** YOUR TASK **
Give the data below again, word for word.

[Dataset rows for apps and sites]

::::

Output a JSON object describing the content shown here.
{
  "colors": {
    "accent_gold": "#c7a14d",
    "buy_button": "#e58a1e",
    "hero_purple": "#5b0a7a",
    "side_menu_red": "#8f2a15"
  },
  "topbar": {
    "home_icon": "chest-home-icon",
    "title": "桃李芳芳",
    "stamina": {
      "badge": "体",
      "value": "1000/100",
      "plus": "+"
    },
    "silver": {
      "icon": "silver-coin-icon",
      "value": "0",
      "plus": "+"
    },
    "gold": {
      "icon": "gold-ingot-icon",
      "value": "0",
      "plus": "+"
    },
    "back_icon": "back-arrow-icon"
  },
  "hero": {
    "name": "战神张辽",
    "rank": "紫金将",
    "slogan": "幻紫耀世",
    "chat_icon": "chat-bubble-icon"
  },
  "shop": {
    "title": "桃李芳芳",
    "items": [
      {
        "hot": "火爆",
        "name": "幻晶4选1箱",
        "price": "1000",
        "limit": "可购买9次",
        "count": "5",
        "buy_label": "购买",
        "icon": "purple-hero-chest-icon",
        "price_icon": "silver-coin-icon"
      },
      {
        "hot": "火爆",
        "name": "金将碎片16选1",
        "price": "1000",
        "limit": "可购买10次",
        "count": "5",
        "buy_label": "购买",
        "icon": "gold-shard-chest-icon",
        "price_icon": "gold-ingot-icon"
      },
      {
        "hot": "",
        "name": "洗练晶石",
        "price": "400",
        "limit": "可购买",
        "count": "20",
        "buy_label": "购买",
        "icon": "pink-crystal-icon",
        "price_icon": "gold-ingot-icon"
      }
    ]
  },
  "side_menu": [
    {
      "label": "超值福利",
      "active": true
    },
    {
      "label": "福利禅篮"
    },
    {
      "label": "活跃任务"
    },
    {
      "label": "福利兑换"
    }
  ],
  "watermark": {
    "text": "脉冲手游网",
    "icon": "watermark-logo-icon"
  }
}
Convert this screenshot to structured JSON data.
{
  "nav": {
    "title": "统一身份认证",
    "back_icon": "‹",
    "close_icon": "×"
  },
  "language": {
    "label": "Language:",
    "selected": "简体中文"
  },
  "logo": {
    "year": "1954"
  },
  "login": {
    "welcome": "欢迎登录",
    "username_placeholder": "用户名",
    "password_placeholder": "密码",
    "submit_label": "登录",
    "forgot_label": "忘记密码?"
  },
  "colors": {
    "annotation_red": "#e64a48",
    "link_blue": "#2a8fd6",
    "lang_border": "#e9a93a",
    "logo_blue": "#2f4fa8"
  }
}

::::

** WRITTEN ANSWER **
Output a JSON object describing the content shown here.
{
  "colors": {
    "accent_gold": "#c7a14d",
    "buy_button": "#e58a1e",
    "hero_purple": "#5b0a7a",
    "side_menu_red": "#8f2a15"
  },
  "topbar": {
    "home_icon": "chest-home-icon",
    "title": "桃李芳芳",
    "stamina": {
      "badge": "体",
      "value": "1000/100",
      "plus": "+"
    },
    "silver": {
      "icon": "silver-coin-icon",
      "value": "0",
      "plus": "+"
    },
    "gold": {
      "icon": "gold-ingot-icon",
      "value": "0",
      "plus": "+"
    },
    "back_icon": "back-arrow-icon"
  },
  "hero": {
    "name": "战神张辽",
    "rank": "紫金将",
    "slogan": "幻紫耀世",
    "chat_icon": "chat-bubble-icon"
  },
  "shop": {
    "title": "桃李芳芳",
    "items": [
      {
        "hot": "火爆",
        "name": "幻晶4选1箱",
        "price": "1000",
        "limit": "可购买9次",
        "count": "5",
        "buy_label": "购买",
        "icon": "purple-hero-chest-icon",
        "price_icon": "silver-coin-icon"
      },
      {
        "hot": "火爆",
        "name": "金将碎片16选1",
        "price": "1000",
        "limit": "可购买10次",
        "count": "5",
        "buy_label": "购买",
        "icon": "gold-shard-chest-icon",
        "price_icon": "gold-ingot-icon"
      },
      {
        "hot": "",
        "name": "洗练晶石",
        "price": "400",
        "limit": "可购买",
        "count": "20",
        "buy_label": "购买",
        "icon": "pink-crystal-icon",
        "price_icon": "gold-ingot-icon"
      }
    ]
  },
  "side_menu": [
    {
      "label": "超值福利",
      "active": true
    },
    {
      "label": "福利禅篮"
    },
    {
      "label": "活跃任务"
    },
    {
      "label": "福利兑换"
    }
  ],
  "watermark": {
    "text": "脉冲手游网",
    "icon": "watermark-logo-icon"
  }
}
Convert this screenshot to structured JSON data.
{
  "nav": {
    "title": "统一身份认证",
    "back_icon": "‹",
    "close_icon": "×"
  },
  "language": {
    "label": "Language:",
    "selected": "简体中文"
  },
  "logo": {
    "year": "1954"
  },
  "login": {
    "welcome": "欢迎登录",
    "username_placeholder": "用户名",
    "password_placeholder": "密码",
    "submit_label": "登录",
    "forgot_label": "忘记密码?"
  },
  "colors": {
    "annotation_red": "#e64a48",
    "link_blue": "#2a8fd6",
    "lang_border": "#e9a93a",
    "logo_blue": "#2f4fa8"
  }
}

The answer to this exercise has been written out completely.